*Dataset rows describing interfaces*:
▬▬▬▬▬▬▬▬▬▬
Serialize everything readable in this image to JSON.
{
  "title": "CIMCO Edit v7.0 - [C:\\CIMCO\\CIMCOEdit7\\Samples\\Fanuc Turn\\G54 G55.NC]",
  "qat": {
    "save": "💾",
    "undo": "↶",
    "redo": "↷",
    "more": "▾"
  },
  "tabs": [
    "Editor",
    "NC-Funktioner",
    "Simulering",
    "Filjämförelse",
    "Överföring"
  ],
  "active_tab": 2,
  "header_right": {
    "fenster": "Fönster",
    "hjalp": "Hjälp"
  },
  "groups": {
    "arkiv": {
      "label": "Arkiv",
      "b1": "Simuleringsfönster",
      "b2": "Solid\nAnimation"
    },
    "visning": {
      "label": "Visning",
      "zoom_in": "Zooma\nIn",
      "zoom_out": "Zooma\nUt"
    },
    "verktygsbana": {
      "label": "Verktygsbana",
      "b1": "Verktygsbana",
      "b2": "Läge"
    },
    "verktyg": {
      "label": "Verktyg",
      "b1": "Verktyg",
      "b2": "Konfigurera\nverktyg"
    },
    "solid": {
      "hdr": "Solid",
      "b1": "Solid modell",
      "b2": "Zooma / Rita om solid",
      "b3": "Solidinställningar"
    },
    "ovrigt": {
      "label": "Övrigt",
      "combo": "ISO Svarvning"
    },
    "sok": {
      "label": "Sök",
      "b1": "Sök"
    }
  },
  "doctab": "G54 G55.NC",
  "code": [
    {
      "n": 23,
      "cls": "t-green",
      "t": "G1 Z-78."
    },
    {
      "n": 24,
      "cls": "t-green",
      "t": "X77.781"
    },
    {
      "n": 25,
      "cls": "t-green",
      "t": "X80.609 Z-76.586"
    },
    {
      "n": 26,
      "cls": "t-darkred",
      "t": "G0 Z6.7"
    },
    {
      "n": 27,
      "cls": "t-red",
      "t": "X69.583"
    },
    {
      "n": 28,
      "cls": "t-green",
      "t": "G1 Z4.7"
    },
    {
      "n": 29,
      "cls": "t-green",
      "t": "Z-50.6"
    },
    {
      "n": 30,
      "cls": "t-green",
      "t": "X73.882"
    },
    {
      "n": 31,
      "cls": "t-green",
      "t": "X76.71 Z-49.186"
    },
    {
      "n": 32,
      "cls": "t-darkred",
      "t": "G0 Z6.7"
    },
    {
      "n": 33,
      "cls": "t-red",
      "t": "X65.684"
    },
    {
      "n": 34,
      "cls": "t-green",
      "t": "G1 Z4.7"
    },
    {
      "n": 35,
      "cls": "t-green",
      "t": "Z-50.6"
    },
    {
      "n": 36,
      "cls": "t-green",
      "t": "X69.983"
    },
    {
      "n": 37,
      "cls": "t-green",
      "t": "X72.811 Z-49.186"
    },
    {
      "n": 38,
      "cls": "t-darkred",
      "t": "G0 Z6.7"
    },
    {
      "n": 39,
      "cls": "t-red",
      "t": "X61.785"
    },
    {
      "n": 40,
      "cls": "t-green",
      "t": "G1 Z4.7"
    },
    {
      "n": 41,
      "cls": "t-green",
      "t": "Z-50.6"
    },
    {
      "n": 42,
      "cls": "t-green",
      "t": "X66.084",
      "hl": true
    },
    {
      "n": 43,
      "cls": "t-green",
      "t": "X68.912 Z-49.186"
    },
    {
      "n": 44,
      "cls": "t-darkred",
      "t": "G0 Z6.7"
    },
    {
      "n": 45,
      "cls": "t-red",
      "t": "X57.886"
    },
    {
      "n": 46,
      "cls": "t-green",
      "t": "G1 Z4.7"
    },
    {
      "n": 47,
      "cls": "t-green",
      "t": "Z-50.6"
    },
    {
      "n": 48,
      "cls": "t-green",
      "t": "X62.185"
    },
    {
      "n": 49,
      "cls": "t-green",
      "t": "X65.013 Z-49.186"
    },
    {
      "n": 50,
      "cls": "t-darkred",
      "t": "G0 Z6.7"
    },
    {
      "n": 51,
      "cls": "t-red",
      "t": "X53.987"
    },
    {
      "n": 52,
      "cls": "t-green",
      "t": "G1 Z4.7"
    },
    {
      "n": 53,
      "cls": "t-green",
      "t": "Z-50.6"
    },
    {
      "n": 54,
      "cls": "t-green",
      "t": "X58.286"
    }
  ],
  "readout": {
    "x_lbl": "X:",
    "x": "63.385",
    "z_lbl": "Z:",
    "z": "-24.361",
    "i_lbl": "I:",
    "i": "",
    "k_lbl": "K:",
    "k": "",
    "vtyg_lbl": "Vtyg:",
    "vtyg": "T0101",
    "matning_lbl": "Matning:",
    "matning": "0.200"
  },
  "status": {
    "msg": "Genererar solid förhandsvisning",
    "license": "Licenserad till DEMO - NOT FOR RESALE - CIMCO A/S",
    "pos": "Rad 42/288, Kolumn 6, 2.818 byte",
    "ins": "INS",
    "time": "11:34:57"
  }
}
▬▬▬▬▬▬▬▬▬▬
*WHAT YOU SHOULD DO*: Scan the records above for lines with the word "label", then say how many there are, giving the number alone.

*ANSWER SPACE*: 6